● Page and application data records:
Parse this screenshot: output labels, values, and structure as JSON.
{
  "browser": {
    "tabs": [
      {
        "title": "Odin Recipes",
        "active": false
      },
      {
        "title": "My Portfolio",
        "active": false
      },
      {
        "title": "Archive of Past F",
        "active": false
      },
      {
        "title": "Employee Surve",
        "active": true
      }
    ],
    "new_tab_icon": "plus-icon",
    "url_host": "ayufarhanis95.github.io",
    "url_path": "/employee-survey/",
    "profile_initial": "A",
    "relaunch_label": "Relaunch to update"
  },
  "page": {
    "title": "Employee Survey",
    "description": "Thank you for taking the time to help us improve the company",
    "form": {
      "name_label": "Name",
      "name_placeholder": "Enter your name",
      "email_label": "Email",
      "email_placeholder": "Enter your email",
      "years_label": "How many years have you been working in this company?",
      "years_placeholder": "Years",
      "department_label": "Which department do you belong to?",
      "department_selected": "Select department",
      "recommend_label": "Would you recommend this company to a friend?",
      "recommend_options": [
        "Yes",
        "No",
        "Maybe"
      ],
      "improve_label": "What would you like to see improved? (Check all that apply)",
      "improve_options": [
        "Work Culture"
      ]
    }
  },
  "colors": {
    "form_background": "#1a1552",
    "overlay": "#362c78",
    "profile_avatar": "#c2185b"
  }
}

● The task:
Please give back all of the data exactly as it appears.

● Solution to the problem:
Parse this screenshot: output labels, values, and structure as JSON.
{
  "browser": {
    "tabs": [
      {
        "title": "Odin Recipes",
        "active": false
      },
      {
        "title": "My Portfolio",
        "active": false
      },
      {
        "title": "Archive of Past F",
        "active": false
      },
      {
        "title": "Employee Surve",
        "active": true
      }
    ],
    "new_tab_icon": "plus-icon",
    "url_host": "ayufarhanis95.github.io",
    "url_path": "/employee-survey/",
    "profile_initial": "A",
    "relaunch_label": "Relaunch to update"
  },
  "page": {
    "title": "Employee Survey",
    "description": "Thank you for taking the time to help us improve the company",
    "form": {
      "name_label": "Name",
      "name_placeholder": "Enter your name",
      "email_label": "Email",
      "email_placeholder": "Enter your email",
      "years_label": "How many years have you been working in this company?",
      "years_placeholder": "Years",
      "department_label": "Which department do you belong to?",
      "department_selected": "Select department",
      "recommend_label": "Would you recommend this company to a friend?",
      "recommend_options": [
        "Yes",
        "No",
        "Maybe"
      ],
      "improve_label": "What would you like to see improved? (Check all that apply)",
      "improve_options": [
        "Work Culture"
      ]
    }
  },
  "colors": {
    "form_background": "#1a1552",
    "overlay": "#362c78",
    "profile_avatar": "#c2185b"
  }
}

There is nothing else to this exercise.